Fun surprise... Touring the port cellars in Porto. We visited the Sandeman Cellars [PHOTO], and for a cool €4 ($5), we got a well-narrated tour by an English-speaking guide, dressed in the traditional black cloak and hat. Plus, a free tasting after the tour is included; we sipped on tawny and ruby ports. [PHOTO] The gift shop is also worth a stop.

Total rip-off... The extra entry fee into Pena National Palace in Sintra. This isn't publicized well, but you don't need to pay admission to walk around the Pena gardens, which are delightful and well worth a stroll through. You can even walk right up to the palace and go to the gift shop without paying admission. The outside of the palace looks neat, but the inside is nothing special. As for sights that are worth the price of admission, we'd pick the National Palace in Sintra and the Moorish Castle [PHOTO], which rivals Belém as our favorite place we visited in Portugal.

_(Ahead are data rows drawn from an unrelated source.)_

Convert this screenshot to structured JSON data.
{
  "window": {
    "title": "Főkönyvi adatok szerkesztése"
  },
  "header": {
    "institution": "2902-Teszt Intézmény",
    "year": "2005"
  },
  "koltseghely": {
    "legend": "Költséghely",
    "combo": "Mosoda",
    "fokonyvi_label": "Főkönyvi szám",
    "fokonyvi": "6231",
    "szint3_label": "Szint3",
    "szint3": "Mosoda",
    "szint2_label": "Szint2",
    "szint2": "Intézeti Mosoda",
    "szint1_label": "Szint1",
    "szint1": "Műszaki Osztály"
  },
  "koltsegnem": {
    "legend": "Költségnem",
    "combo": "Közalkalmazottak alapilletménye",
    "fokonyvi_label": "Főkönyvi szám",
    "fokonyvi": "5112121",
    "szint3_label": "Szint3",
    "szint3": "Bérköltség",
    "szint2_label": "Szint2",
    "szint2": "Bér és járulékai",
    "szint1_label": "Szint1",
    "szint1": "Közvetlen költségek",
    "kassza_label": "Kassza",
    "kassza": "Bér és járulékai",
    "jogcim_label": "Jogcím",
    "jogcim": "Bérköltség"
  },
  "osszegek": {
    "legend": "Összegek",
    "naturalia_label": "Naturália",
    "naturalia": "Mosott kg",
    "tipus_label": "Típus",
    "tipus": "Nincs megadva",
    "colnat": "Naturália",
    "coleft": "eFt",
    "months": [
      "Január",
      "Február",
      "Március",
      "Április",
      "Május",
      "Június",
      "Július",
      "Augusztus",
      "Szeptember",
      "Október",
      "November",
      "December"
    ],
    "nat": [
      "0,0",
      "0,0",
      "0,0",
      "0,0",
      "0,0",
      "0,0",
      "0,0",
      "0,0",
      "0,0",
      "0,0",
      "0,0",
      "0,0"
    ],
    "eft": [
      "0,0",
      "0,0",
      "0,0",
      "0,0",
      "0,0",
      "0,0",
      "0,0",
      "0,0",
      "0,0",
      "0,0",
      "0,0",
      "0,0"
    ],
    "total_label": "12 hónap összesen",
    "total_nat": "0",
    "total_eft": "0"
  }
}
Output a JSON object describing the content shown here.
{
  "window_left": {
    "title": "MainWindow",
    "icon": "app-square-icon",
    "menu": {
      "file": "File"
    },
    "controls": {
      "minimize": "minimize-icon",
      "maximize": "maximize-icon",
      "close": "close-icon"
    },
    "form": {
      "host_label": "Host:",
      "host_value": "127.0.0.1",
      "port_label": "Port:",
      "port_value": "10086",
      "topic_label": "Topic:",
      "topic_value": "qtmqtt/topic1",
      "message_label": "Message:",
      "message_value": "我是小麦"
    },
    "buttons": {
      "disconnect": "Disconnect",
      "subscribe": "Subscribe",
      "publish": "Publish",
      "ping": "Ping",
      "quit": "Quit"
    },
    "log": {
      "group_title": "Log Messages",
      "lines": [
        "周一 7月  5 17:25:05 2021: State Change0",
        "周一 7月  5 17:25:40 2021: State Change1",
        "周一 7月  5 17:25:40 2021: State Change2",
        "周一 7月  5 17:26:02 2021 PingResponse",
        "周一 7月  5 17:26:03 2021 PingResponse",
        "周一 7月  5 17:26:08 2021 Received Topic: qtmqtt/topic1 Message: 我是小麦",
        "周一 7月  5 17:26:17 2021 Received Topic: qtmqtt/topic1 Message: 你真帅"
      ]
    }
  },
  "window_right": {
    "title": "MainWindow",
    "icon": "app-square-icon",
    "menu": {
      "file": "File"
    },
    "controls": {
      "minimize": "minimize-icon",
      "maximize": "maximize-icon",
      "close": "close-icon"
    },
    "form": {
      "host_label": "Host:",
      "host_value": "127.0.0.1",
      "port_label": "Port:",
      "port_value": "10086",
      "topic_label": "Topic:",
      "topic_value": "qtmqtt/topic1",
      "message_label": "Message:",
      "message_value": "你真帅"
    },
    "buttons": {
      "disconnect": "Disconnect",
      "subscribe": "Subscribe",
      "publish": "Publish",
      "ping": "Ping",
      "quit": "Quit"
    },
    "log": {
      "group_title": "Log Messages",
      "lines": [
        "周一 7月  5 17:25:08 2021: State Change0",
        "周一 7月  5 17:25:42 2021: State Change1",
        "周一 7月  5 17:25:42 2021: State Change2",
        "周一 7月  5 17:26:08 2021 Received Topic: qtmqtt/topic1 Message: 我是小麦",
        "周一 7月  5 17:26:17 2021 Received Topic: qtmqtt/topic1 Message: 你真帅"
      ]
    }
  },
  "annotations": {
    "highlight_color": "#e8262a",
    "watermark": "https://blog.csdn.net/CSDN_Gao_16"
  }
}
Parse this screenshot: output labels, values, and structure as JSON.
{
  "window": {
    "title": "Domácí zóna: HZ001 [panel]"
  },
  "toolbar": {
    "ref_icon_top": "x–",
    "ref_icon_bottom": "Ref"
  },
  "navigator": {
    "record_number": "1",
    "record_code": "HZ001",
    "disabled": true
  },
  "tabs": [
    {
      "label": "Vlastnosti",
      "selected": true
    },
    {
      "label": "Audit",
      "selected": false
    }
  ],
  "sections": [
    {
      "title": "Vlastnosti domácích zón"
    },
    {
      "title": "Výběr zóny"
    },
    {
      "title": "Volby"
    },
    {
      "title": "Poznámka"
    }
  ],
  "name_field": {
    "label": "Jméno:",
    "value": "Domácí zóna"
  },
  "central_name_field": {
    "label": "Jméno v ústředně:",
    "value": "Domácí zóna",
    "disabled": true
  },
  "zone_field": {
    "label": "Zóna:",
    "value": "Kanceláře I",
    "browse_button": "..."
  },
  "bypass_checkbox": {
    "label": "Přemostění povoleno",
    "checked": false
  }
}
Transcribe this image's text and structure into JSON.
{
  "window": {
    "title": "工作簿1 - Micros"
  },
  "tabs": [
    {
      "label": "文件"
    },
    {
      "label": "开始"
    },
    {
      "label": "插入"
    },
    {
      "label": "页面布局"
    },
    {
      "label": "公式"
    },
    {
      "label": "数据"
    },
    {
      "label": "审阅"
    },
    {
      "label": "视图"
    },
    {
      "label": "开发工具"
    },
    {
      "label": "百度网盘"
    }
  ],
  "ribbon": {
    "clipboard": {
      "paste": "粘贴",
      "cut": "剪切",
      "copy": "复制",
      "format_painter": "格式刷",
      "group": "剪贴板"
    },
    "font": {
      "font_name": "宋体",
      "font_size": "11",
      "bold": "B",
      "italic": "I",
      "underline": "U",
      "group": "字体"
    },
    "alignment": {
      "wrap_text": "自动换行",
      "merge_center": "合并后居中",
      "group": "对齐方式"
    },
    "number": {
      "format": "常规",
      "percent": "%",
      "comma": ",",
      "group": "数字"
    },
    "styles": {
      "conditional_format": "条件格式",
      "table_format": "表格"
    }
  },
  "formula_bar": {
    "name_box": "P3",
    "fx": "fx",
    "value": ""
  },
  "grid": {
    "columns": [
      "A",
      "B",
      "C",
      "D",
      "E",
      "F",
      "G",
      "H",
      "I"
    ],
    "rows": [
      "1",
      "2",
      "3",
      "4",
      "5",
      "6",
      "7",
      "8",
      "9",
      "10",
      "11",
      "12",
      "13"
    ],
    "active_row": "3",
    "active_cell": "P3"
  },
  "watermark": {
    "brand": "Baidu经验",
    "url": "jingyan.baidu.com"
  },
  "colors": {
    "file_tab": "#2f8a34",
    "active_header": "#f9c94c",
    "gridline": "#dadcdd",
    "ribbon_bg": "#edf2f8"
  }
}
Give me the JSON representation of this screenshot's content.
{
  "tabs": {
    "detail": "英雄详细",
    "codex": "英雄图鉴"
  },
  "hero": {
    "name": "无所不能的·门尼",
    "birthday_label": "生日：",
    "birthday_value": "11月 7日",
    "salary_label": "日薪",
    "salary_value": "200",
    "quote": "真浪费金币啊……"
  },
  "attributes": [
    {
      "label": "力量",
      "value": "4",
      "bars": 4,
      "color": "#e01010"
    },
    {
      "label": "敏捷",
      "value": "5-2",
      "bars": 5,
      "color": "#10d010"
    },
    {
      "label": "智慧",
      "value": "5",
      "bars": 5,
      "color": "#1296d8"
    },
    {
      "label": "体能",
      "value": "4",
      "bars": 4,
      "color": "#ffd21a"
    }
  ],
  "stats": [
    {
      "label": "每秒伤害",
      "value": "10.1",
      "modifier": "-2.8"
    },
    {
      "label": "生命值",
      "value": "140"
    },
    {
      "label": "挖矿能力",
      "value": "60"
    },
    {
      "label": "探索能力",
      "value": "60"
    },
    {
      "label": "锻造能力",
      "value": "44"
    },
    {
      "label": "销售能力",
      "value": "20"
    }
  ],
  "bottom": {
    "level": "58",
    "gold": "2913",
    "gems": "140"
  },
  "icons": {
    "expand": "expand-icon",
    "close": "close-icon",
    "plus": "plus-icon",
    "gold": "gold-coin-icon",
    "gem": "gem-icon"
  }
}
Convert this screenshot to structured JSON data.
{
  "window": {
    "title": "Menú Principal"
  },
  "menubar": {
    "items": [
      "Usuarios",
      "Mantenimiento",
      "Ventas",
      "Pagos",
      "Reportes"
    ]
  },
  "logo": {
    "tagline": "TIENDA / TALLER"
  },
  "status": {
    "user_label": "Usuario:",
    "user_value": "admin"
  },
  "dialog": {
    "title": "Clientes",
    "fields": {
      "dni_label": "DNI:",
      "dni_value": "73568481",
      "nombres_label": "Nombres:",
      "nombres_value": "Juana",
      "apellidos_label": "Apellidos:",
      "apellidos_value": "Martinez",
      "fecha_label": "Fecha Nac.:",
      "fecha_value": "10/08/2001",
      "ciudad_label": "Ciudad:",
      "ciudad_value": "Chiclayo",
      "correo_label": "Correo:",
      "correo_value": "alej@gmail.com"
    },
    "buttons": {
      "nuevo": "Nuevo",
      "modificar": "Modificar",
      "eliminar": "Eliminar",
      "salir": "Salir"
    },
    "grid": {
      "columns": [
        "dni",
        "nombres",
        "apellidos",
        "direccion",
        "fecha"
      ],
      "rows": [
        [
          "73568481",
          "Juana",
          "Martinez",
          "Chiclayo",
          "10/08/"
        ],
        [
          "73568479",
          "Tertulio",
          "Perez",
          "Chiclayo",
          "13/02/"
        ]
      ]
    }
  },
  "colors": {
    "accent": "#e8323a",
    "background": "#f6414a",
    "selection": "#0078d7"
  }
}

Moment when things got tense... Getting from the train to our hotel in Porto. After a long train ride up from Lisbon, we arrived in Porto—all our luggage in tow—but were determined to use public transportation. Let's just say it got the best of us. The Metro system is useless in downtown Porto; we got as close as we could to our hotel and still ended up walking about 15 minutes up and down steep hills and cobbled sidewalks in the hot afternoon sun. In the end, we gave up and took a cab—that circled the block and gave us the "gringo rate," so to speak. Learn from us: When you get tired of walking in Porto, TAKE A CAB.

Overrated...The flea market near the Castelo in Lisbon—the Feira da Ladra. Despite receiving rave reviews online and in guidebooks, this was nothing more than a sprawling flea market with people selling their old clothes, random machinery parts, and bootleg CDs. There's far too much going on in Lisbon to waste your time here.

We're still laughing about... How gosh darn CLEAN the public bathrooms were, everywhere we went. From retail shops to fast food restaurants—even the train station (!)—the bathrooms in Portugal were the cleanest, most well-tended facilities we've ever had the pleasure to use. Plus, they were always free. Sounds minor, but to have sanitary bathrooms nearby really put us at ease and let us focus on the things we came to see.

Hotel we liked... Both the Zenit Lisboa in Lisbon and the Eurostars Das Artes in Porto were outstanding. The Zenit is near the Metro system, and the staff was courteous—we got a room with a Juliette balcony, perfect for enjoying alfresco snacks and vinho verde after a long day hitting the city streets. The Das Artes is in a great little arts district about 15 minutes from the riverfront in Porto, near excellent shopping and restaurants. We were newly engaged (and not afraid to announce it), so the staff sent up complimentary champagne and fruit on our first night. A touch of class never goes out of style!

Related Content